The Bombay High Court had taken a narrow and restrictive approach by interpreting the law in its literal meaning. Such a regressive interpretation that contradicts the very purpose of the law is counterproductive. The Supreme Court had stated that “the intention of the legislature cannot be given effect to unless the wider interpretation is given.” Therefore, the interpretation of the High Court that the severity of the crime is based on direct physical contact failed to address the seriousness of the sexual offence and posed as a dangerous precedent threatening the very spirit of the law. Further, the entire object of POCSO is to protect children from CSA and the High Court reasoning not only results in the accused escaping the shackles of the law but also trivializes such behaviour against children.

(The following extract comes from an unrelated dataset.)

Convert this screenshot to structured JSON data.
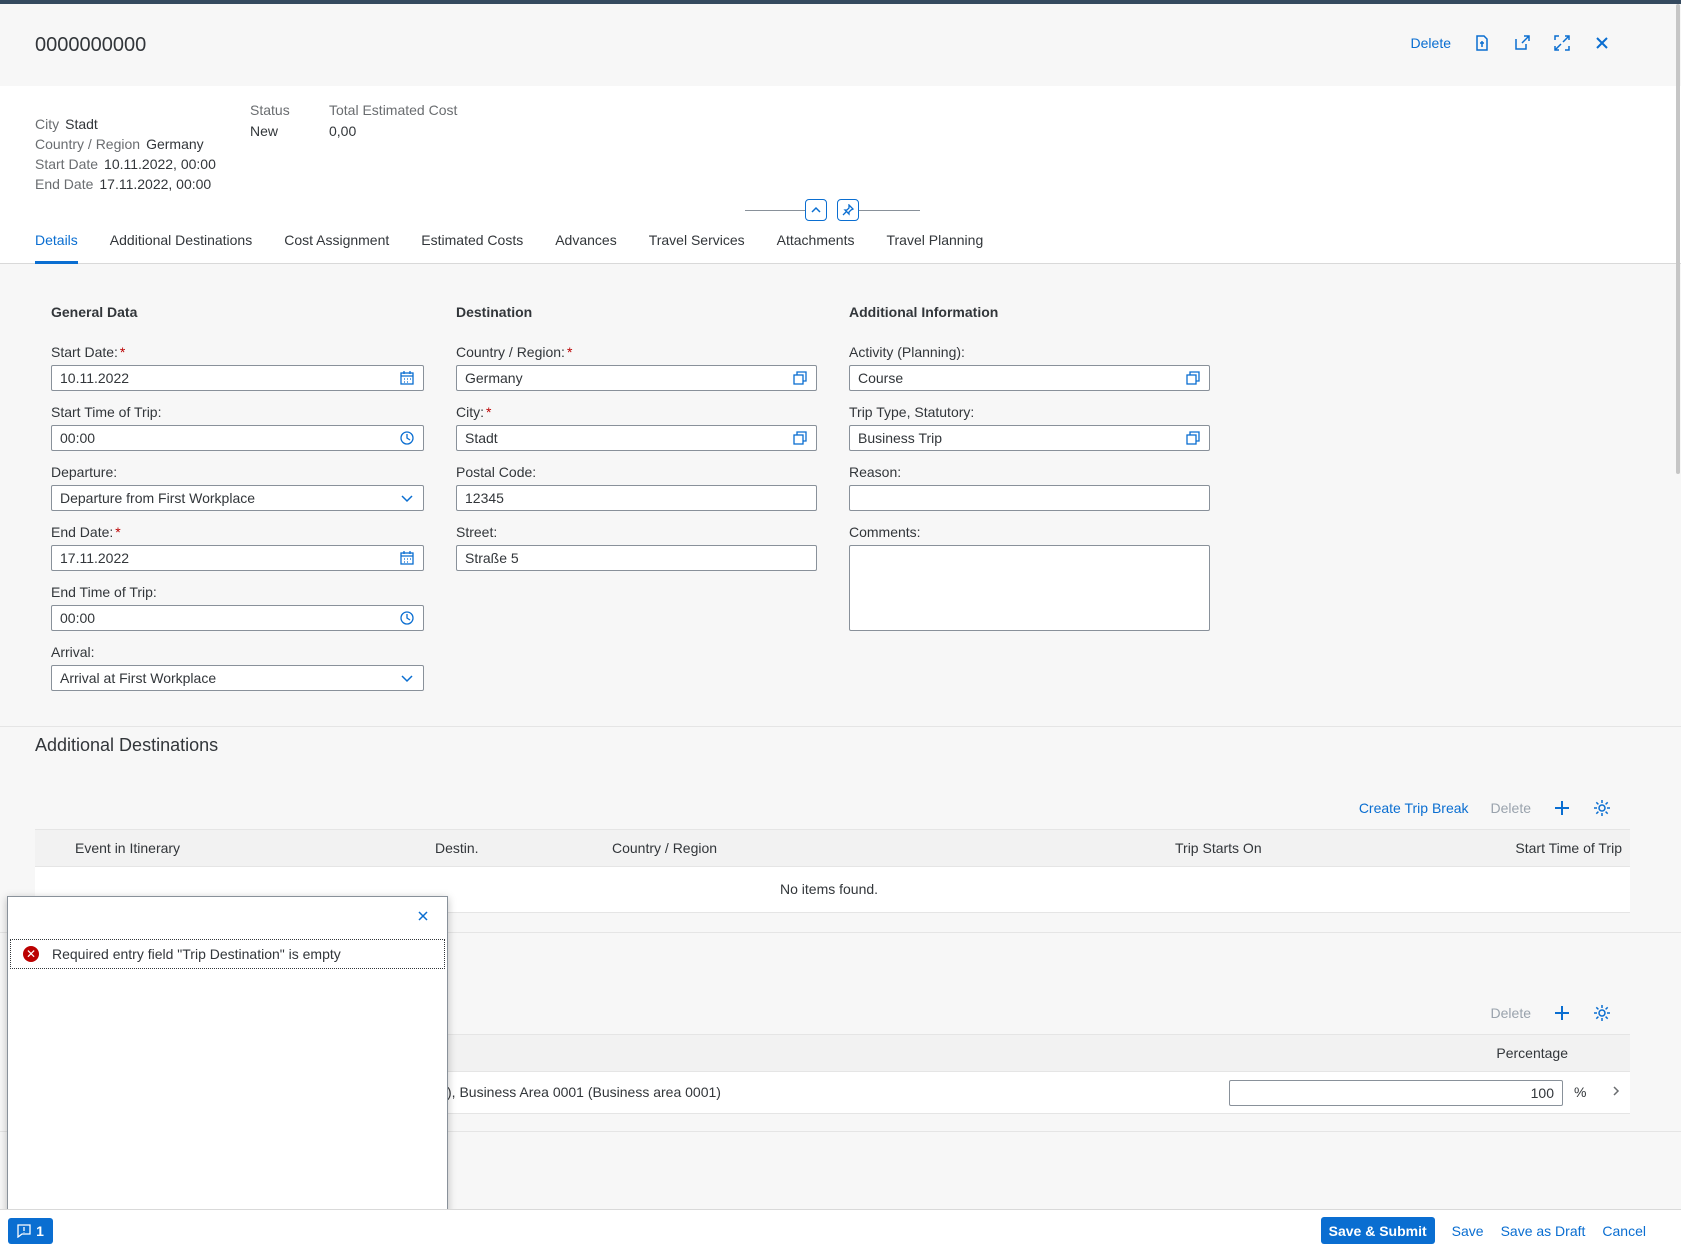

Further, in the case of Sonu Kushwaha vs State of Uttar Pradesh, the Allahabad High Court held that forceful oral sex does not fall within the category of ‘aggravated sexual assault’ or ‘sexual assault’ under Sections 5, 6 or 9 of POCSO, but falls under ‘penetrative sexual assault’ punishable under Section 4 of the Act. This resulted in the reduction in the minimum punishment of the accused convicted for sexually assaulting a 10-year boy from 10 years to 7 years. However, the Court failed to observe that Section 5 (m) classifies all acts of penetrative sexual assault on a child below twelve years as ‘aggravated penetrative sexual assault’ thus increasing the severity of the punishment in the current case. The Court, thus, misclassified the offence into a less severe category thereby reducing the punishment of the convict which is inconsistent with the spirit of the Act. Observing this, the National Commission for Protection of Child Rights urged the U.P. Chief Secretary to file an appeal against this judgement. This instance not only highlights an incorrect application of the law without fair reasoning but also accentuates the need for increased awareness and sensitization regarding the impact of sexual offences on children and their severity on their lives. The reduction in the sentence beyond what is warranted by law in the case of such a heinous crime threatens the very structure of the Act by punishing an offender in a less severe manner than as accorded by law.


With the increasing cases of contentious decisions by various high courts in matters concerning child sexual assault, the need for sensitization of the members of the judiciary has never been greater. Such sensitization is required on wide-ranging issues such as the severity of the effect of sexual offences on children, sensitization about child rights and gender sensitization. Further, a step has to be taken to ensure that in cases concerning sensitive issues, all decisions are based on law and evidence and that personal biases or gender stereotyping do not affect the impartial role of the judiciary. There is a need for special training and sensitization especially in special courts dealing with such cases under the POCSO Act, as reiterated by the Madras High Court. It is essential that the courts examine and apply the provisions of the Act in accordance with the object of the legislation to ensure the uniform and accurate application of the law.

Author(s) Name: Reet Balmiki (NALSAR University of Law, Hyderabad)

Related Posts